On his second birthday, Mom invited us, his new older brothers and sisters, to his birthday party at Peter Piper Pizza.  The next youngest sibling had just turned 40; the oldest was in his late 50’s.  To offset the age discrepancy, some of us brought our grandchildren to the party, so that Baby Bro would have someone to play with.  (Even they were older than their newly-acquired uncle.) 

Mama is now 83; Dad would have been 90 on his next birthday, so one day our youngest sister will take over the care of our little brother, but he has all of us, his slightly older brothers and sisters, to remind him how much he was loved by his real parents, the mother and father who took responsibility for him and stepped up to claim him, regardless the odds.

Monday, October 10, 2011

Random Acts

Years ago as I entered a local Target store, I noticed a tall, elegantly dressed woman saunter out of the restroom with the whole back of her dress stuffed into her control tops.  Without thinking twice, I rushed up to her and covered her huge backside with my body and whispered sotto voce into her ear.  She jumped at first, frightened by my nearness, then peered down over her shoulder at me. When it dawned on her what was wrong, she hissed at me to back up.


We shuffled backwards, vaudevillian-style, until we reached the bathrooms, but the moment she was within feet of the door, she flung me aside and leaped for cover. The door slammed in my face as I struggled to regain my balance.

Another time, I was coming out of a McDonald's when a man started out of the parking lot in his car. On the roof of his sedan was a cardboard carrier with four sodas and two large bags of food. I stepped out into his path, pointing to the roof of his car like an airplane attendant does when parking a plane.

The man looked at me in horror and swerved around me, squealing his tires as he sped for the exit.  His sodas splashed onto the pavement; the bags of food went flying into the street. I bet he didn't discover his mistake until he reached home and the kids asked for their Happy Meals.

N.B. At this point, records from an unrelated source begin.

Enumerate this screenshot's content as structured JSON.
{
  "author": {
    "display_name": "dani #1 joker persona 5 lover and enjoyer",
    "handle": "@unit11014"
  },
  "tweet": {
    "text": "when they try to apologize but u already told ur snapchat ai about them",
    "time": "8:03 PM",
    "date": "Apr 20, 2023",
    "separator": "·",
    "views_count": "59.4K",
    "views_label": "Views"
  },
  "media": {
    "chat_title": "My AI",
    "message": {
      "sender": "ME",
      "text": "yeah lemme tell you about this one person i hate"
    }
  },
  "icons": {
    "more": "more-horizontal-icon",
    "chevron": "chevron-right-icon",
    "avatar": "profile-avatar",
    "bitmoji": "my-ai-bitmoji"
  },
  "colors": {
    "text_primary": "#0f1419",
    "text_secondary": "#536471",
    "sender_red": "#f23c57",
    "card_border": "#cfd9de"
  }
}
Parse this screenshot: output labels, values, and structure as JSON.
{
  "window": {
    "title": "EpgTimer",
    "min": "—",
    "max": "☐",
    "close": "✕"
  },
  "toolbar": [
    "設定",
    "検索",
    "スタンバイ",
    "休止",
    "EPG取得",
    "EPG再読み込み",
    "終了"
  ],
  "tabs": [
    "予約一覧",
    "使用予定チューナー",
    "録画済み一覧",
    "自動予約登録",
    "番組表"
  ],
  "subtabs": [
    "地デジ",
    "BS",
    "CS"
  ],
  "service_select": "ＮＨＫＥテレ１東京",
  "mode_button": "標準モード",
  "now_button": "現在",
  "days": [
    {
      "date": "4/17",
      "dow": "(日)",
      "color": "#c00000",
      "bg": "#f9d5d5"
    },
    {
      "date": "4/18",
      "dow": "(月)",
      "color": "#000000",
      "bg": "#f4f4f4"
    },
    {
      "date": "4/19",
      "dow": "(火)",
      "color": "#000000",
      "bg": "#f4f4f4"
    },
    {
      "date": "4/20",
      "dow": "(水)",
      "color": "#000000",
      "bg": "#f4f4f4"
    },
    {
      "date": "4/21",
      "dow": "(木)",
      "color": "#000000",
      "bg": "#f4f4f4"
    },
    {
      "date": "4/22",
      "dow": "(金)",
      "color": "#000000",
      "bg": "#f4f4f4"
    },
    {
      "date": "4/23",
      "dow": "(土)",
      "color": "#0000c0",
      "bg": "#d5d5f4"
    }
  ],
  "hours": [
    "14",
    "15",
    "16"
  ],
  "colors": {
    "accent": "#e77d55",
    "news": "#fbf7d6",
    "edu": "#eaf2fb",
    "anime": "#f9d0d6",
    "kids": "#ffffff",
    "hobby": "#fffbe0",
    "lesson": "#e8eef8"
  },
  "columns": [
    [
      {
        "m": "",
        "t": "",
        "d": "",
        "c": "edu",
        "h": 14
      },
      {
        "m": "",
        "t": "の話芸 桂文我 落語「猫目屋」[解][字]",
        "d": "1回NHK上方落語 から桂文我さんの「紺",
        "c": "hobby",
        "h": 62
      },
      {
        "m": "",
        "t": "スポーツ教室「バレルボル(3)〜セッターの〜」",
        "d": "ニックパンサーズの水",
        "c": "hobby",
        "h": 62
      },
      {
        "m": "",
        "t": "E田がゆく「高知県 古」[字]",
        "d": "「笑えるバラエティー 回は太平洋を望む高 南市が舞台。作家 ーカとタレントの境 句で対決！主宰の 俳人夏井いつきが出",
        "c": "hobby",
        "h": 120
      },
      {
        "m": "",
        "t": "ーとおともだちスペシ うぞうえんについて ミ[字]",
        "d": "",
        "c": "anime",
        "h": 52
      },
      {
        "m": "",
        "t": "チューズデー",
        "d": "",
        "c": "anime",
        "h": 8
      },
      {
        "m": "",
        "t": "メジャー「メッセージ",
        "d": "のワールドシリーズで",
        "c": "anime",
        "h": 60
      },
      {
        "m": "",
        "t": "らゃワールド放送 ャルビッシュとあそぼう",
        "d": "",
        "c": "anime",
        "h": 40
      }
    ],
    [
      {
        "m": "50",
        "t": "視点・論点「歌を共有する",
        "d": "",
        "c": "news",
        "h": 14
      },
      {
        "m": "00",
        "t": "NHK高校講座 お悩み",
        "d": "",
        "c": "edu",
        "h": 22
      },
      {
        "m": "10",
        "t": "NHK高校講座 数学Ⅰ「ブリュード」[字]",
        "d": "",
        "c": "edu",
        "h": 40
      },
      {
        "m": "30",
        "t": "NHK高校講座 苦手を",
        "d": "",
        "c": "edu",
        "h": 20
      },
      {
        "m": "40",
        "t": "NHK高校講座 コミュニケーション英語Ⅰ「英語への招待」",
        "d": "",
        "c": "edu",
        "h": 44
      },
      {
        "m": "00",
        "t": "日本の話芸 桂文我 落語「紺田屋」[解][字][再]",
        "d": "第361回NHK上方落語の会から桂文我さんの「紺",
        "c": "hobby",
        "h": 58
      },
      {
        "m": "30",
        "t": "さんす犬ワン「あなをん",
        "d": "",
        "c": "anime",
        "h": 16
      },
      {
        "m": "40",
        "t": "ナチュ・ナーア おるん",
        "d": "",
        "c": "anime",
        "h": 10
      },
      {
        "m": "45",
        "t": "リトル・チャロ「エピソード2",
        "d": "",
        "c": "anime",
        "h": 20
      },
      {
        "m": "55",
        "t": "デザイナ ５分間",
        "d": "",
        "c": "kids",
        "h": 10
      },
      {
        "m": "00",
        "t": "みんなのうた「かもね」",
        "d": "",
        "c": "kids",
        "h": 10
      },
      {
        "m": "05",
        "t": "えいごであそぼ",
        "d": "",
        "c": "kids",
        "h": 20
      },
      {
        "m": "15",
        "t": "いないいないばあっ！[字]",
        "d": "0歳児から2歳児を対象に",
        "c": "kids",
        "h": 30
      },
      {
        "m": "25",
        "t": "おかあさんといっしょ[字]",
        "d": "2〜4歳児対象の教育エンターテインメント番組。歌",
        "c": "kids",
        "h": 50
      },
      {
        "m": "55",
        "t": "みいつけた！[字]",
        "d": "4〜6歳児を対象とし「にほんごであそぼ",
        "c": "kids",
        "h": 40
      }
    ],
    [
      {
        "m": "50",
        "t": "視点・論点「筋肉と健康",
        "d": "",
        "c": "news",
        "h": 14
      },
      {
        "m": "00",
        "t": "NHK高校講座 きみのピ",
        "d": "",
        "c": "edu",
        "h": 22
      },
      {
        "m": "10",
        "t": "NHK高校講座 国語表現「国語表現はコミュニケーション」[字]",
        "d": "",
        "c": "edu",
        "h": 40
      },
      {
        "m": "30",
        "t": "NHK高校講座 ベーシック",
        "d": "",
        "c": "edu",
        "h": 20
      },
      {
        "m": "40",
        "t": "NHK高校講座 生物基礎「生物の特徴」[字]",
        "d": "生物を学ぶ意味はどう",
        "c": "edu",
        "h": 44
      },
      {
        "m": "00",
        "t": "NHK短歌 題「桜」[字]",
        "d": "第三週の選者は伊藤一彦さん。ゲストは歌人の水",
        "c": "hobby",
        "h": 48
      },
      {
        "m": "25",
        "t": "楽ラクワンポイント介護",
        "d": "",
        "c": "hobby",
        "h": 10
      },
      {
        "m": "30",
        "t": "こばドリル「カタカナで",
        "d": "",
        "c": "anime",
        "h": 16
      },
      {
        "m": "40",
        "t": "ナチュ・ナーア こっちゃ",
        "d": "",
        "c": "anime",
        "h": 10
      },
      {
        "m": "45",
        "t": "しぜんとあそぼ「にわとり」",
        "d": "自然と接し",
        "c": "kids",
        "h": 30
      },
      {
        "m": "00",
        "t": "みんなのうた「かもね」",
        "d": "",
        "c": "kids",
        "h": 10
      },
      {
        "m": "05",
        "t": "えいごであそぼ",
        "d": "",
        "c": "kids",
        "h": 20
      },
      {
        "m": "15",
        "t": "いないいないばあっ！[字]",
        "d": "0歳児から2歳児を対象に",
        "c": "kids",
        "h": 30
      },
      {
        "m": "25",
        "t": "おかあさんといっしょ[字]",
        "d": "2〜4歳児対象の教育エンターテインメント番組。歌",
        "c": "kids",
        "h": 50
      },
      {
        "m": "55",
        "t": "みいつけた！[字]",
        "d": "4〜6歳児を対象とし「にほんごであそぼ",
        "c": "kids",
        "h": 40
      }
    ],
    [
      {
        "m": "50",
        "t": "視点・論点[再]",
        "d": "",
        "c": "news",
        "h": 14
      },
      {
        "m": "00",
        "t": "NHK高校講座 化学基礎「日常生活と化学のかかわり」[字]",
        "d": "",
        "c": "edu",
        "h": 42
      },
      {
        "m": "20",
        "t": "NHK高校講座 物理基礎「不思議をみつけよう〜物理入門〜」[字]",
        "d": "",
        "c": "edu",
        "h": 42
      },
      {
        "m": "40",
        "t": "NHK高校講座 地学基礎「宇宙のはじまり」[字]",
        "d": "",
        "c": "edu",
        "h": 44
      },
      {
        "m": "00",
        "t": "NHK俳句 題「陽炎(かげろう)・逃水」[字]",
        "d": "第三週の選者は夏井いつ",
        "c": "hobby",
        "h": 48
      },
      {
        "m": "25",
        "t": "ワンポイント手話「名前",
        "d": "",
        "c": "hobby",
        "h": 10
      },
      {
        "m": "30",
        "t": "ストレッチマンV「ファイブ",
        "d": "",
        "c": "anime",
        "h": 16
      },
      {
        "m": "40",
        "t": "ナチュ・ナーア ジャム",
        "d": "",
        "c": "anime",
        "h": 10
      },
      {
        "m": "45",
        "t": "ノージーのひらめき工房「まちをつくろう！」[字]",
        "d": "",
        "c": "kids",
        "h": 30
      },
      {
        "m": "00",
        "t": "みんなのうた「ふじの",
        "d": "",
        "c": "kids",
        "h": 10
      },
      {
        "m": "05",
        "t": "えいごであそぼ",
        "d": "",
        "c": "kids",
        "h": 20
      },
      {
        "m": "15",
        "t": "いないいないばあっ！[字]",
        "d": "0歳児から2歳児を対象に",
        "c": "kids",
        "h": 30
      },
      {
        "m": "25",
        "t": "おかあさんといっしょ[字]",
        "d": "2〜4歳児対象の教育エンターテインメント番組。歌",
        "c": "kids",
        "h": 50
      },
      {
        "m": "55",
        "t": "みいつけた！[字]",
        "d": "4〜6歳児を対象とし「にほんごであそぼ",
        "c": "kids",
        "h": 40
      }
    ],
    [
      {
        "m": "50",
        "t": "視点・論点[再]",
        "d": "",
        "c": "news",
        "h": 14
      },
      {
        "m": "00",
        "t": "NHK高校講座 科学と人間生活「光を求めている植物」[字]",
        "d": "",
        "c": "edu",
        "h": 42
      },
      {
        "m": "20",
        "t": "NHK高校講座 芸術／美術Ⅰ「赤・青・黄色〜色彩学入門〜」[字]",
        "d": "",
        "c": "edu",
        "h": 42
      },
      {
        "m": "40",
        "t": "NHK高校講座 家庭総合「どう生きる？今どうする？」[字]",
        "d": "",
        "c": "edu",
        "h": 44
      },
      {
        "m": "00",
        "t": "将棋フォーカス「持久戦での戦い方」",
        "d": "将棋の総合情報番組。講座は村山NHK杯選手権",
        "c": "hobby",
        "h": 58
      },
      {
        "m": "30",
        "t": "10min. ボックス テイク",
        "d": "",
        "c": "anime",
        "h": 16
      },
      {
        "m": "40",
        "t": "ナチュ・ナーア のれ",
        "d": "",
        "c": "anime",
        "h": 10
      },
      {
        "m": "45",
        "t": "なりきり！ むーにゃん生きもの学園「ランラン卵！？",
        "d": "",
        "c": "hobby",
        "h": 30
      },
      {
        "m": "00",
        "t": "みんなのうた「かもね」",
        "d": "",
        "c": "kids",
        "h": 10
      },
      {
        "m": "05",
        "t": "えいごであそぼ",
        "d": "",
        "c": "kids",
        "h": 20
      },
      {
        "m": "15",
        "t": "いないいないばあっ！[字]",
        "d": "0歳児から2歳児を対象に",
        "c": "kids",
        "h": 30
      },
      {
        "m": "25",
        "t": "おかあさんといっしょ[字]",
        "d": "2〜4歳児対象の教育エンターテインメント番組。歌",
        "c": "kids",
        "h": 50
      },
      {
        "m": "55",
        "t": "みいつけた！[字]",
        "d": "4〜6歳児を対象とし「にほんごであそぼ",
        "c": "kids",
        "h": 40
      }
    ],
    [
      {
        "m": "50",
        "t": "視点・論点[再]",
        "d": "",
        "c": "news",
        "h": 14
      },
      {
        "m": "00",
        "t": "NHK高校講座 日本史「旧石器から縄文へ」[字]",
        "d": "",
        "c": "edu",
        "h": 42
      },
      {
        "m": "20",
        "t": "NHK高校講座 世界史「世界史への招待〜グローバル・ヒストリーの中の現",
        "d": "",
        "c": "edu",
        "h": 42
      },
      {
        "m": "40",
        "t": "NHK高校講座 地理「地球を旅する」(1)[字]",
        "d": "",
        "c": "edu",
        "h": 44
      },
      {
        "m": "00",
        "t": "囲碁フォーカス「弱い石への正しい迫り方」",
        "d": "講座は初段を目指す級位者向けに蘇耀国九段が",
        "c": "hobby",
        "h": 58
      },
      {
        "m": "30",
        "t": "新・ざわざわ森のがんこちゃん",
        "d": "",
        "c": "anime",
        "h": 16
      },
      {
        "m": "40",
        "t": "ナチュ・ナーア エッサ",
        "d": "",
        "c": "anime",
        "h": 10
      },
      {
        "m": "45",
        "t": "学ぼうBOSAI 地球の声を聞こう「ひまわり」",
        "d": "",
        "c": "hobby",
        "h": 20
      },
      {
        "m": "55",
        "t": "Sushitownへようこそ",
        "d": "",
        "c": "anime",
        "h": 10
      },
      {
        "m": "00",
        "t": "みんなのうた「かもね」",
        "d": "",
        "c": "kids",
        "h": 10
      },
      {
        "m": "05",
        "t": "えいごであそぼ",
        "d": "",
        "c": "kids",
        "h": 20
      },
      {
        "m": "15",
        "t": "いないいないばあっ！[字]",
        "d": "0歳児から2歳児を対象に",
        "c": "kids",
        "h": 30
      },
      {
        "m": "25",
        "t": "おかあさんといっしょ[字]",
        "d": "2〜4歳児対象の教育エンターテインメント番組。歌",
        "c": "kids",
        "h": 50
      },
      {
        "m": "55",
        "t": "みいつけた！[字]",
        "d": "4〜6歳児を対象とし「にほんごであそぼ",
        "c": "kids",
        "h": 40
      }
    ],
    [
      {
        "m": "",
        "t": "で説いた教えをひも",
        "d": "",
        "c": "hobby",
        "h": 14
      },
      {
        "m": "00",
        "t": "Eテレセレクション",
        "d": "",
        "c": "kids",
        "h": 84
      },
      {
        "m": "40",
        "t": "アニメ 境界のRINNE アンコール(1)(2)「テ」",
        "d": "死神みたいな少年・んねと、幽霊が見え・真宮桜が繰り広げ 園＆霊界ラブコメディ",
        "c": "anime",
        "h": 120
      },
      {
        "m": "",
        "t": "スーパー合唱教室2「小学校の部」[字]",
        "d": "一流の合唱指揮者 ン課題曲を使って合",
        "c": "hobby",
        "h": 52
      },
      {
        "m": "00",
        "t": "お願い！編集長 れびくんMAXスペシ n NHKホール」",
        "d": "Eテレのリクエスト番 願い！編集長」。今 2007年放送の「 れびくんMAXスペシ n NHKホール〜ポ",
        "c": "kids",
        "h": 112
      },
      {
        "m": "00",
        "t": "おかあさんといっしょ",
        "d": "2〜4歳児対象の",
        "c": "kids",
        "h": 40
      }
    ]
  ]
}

He must have thought I was trying to solicit a ride, money, or - eek! - something else from him.   

In either case, I did not get the keys to the city or a citation for my citizenship.  I got nothing for risking my neck, other than horrified looks, but that is why it is called a random act of kindness.  It is not often that one attempts such an intrusion.  I succeeded in my efforts with the pantyhose mishap and failed in saving the family's dinner, and if I had to do it all over again - I would. 

Monday, October 3, 2011

Warrior Balance

Back when I taught high school, I loved the honor student who opted not to take Advanced Placement and strutted into my “regular” English class thinking he would skate through, up his GPA, and maybe – just maybe – take part in class, gracing us with his superior intelligence.  I lived for the moment when he realized “regular” didn’t exactly mean below level or mediocre. 

I started back to the gym last month with the same arrogance.  Because of my bad knees, I joined a “gentle” yoga class where we use chairs instead of pretzeling ourselves on floor mats.  I strutted into that class, smirk on my face, and quickly assessed my fellow participants.  Some of those folks were older than my parents. 

Be it known – I had my arthritic butt whupped by a classroom full of limber octogenarians who can out-warrior and out-downward dog me every single time.

Last weekend I attended a writers’ conference. I guess I’m the kind of person who has to hit bottom repeatedly before learning humility. I heard all the same stuff I already knew: I should create intriguing, “real” characters; Every single word I put on paper should move the plot forward; Revision and self-editing are my best friends.

In yoga, the Warrior Three pose looks easy at first.  Your complete body, both arms, and one leg are parallel to the floor, while you balance seamlessly on the other leg for a good amount of time. You kind of look like Superman zooming to the rescue. When I actually attempt it, I look like a sick flamingo in baggy yoga pants, flapping desperately to stay in flight.

It is doing the work and balancing it all with some level of competence, not mediocrity, that proves one's mettle.